Appropriate recovery and retention give elastic fabrics comfortable stretchability, shape retention, fit and formability. Lycra can be stretched to a length 7 times longer than the original without breaking; it also has good retractability. When it is stretched by 50%, the retraction rate is greater than 99%; when it is stretched by 200%, the retraction rate is 97%; even if it is stretched When it is 500% longer, its shrinkage rate is also above 90%. The size of the shrinkage rate is related to the thickness of the yarn. The thicker the yarn, the greater the resilience.
Lycra can be dyed with acid, metal complex, reactive and disperse dyes, while rubber thread is not easy to dye.
7) Anti-aging and anti-yellowing
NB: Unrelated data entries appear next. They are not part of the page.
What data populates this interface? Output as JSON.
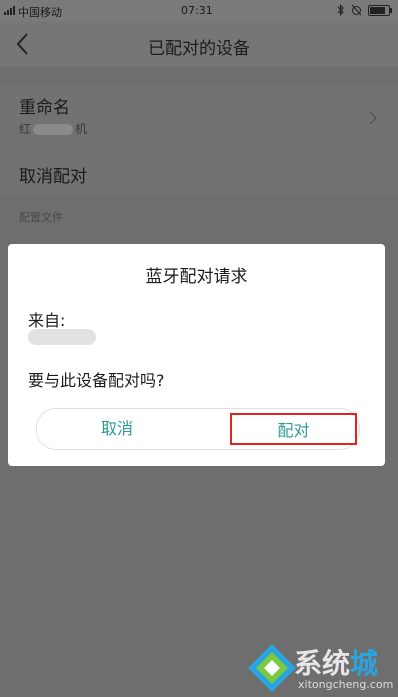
{
  "status_bar": {
    "carrier": "中国移动",
    "time": "07:31"
  },
  "nav": {
    "title": "已配对的设备"
  },
  "rows": {
    "rename_label": "重命名",
    "rename_sub_prefix": "红",
    "rename_sub_suffix": "机",
    "unpair_label": "取消配对",
    "section_header": "配置文件"
  },
  "dialog": {
    "title": "蓝牙配对请求",
    "from_label": "来自:",
    "question": "要与此设备配对吗?",
    "cancel_label": "取消",
    "pair_label": "配对"
  },
  "watermark": {
    "name_part1": "系统",
    "name_part2": "城",
    "url": "xitongcheng.com"
  },
  "colors": {
    "accent": "#2f9a8f",
    "highlight_border": "#e0251f"
  }
}
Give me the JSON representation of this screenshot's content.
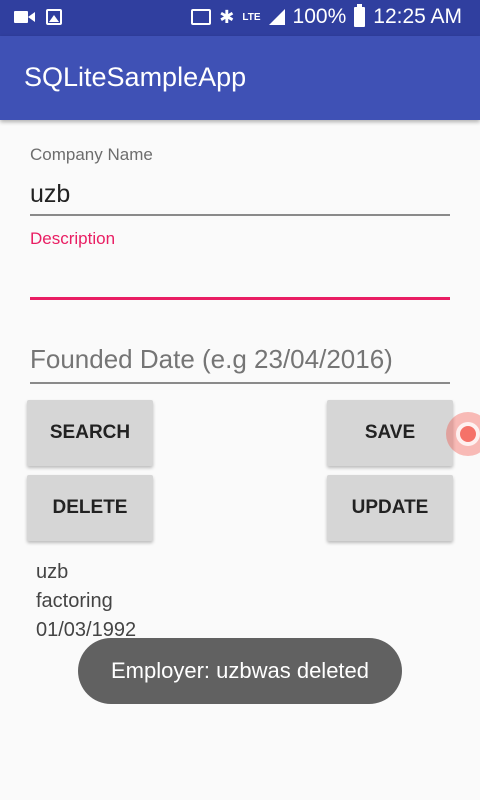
{
  "status_bar": {
    "battery": "100%",
    "time": "12:25 AM",
    "network": "LTE",
    "icons": [
      "video-icon",
      "image-icon",
      "cast-icon",
      "bluetooth-icon",
      "lte-icon",
      "signal-icon",
      "battery-icon"
    ]
  },
  "app_bar": {
    "title": "SQLiteSampleApp"
  },
  "form": {
    "company_name": {
      "label": "Company Name",
      "value": "uzb"
    },
    "description": {
      "label": "Description",
      "value": ""
    },
    "founded_date": {
      "placeholder": "Founded Date (e.g 23/04/2016)",
      "value": ""
    }
  },
  "buttons": {
    "search": "SEARCH",
    "save": "SAVE",
    "delete": "DELETE",
    "update": "UPDATE"
  },
  "record": {
    "name": "uzb",
    "description": "factoring",
    "date": "01/03/1992"
  },
  "toast": {
    "message": "Employer: uzbwas deleted"
  },
  "colors": {
    "primary": "#3f51b5",
    "primary_dark": "#303f9f",
    "accent": "#e91e63"
  }
}
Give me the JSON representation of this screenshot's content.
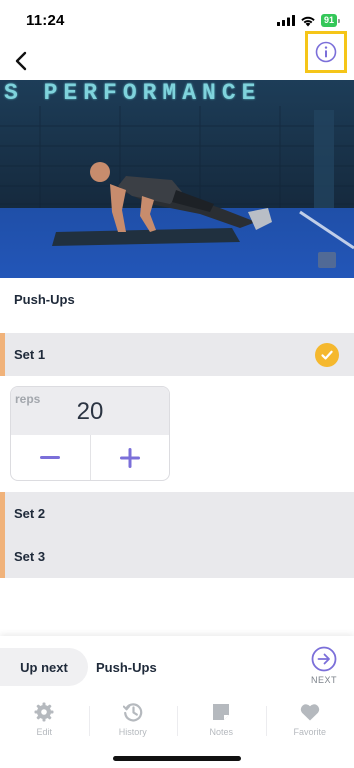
{
  "status_bar": {
    "time": "11:24",
    "battery": "91"
  },
  "hero": {
    "banner_text": "S PERFORMANCE"
  },
  "exercise": {
    "title": "Push-Ups"
  },
  "sets": [
    {
      "label": "Set 1",
      "completed": true
    },
    {
      "label": "Set 2",
      "completed": false
    },
    {
      "label": "Set 3",
      "completed": false
    }
  ],
  "reps": {
    "label": "reps",
    "value": "20"
  },
  "footer": {
    "up_next_label": "Up next",
    "up_next_exercise": "Push-Ups",
    "next_label": "NEXT",
    "tabs": [
      {
        "label": "Edit",
        "icon": "gear-icon"
      },
      {
        "label": "History",
        "icon": "history-icon"
      },
      {
        "label": "Notes",
        "icon": "notes-icon"
      },
      {
        "label": "Favorite",
        "icon": "heart-icon"
      }
    ]
  },
  "colors": {
    "accent": "#7b6fd9",
    "highlight": "#f5c518",
    "check": "#f5b82e",
    "set_marker": "#f0b27a"
  }
}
Fabrics or processed garments containing spandex will turn yellow over time due to repeated use or washing. However, the whiteness of Lycra-containing elastic blanks is much better than other spandex fabrics after being left for three months. More, the whiteness is maintained 10%~20% better than ordinary products, and at the same time it hasClothing has a degree of opening and closing, fits the body without being restrictive, and has better drape; children’s clothing is full of vitality and can jump freely after wearing it.
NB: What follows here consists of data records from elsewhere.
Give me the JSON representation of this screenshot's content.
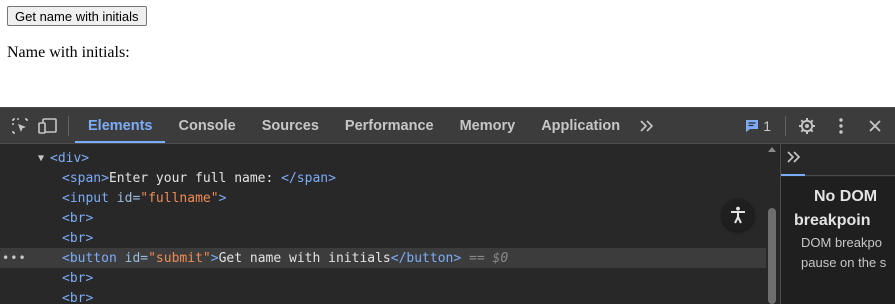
{
  "page": {
    "button_label": "Get name with initials",
    "result_label": "Name with initials:"
  },
  "devtools": {
    "tabs": [
      {
        "label": "Elements",
        "active": true
      },
      {
        "label": "Console",
        "active": false
      },
      {
        "label": "Sources",
        "active": false
      },
      {
        "label": "Performance",
        "active": false
      },
      {
        "label": "Memory",
        "active": false
      },
      {
        "label": "Application",
        "active": false
      }
    ],
    "more_tabs_icon": "chevron-double-right-icon",
    "issues_count": "1",
    "icons": [
      "inspect-element-icon",
      "device-toolbar-icon",
      "issues-icon",
      "settings-gear-icon",
      "more-vertical-icon",
      "close-icon",
      "accessibility-icon"
    ],
    "colors": {
      "accent": "#7cacf8",
      "tag": "#7cacf8",
      "attr_value": "#f28b54",
      "panel_bg": "#282828",
      "toolbar_bg": "#3c3c3c"
    }
  },
  "dom_tree": {
    "lines": [
      {
        "tag_open": "<div>"
      },
      {
        "tag_open": "<span>",
        "text": "Enter your full name: ",
        "tag_close": "</span>"
      },
      {
        "tag_open": "<input",
        "attr": " id=",
        "value": "\"fullname\"",
        "tag_end": ">"
      },
      {
        "tag_open": "<br>"
      },
      {
        "tag_open": "<br>"
      },
      {
        "tag_open": "<button",
        "attr": " id=",
        "value": "\"submit\"",
        "tag_end": ">",
        "text": "Get name with initials",
        "tag_close": "</button>",
        "marker": " == $0"
      },
      {
        "tag_open": "<br>"
      },
      {
        "tag_open": "<br>"
      }
    ]
  },
  "side_pane": {
    "title_line1": "No DOM",
    "title_line2": "breakpoin",
    "text_line1": "DOM breakpo",
    "text_line2": "pause on the s"
  }
}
Even well-made suits and jackets will not feel tight or cramped at all. Adding Lycra to knitted fabrics such as sweatshirts, underwear and fitness pants will be both fit and comfortable, and can stretch freely and move as you want.
5) The design features of Lycra
Whether it is a loose or slim design, it is comfortable and natural to wear; it has good drape, no wrinkles, and no It will be too loose, and it fits perfectly, fully embodying the simple and elegant beauty; you can always enjoy it close to the body, and it is fashionable and beautiful.
Disadvantages of Lycra fabric
Lycra fabric has inherent flaws. First of all, a Lycra fabric must be blended with other fibers before it can be formed, otherwise it will be difficult to become a fabric that can be used directly; secondly, Lycra fabric is slightly less soft than fabrics made of modal, pure cotton and other materials; finally, Lycra The fabric has a shorter service life. At the same time, attention should also be paid to the maintenance and cleaning of Lycra fabrics. It is best to use ordinary neutral cleaning products for cleaning.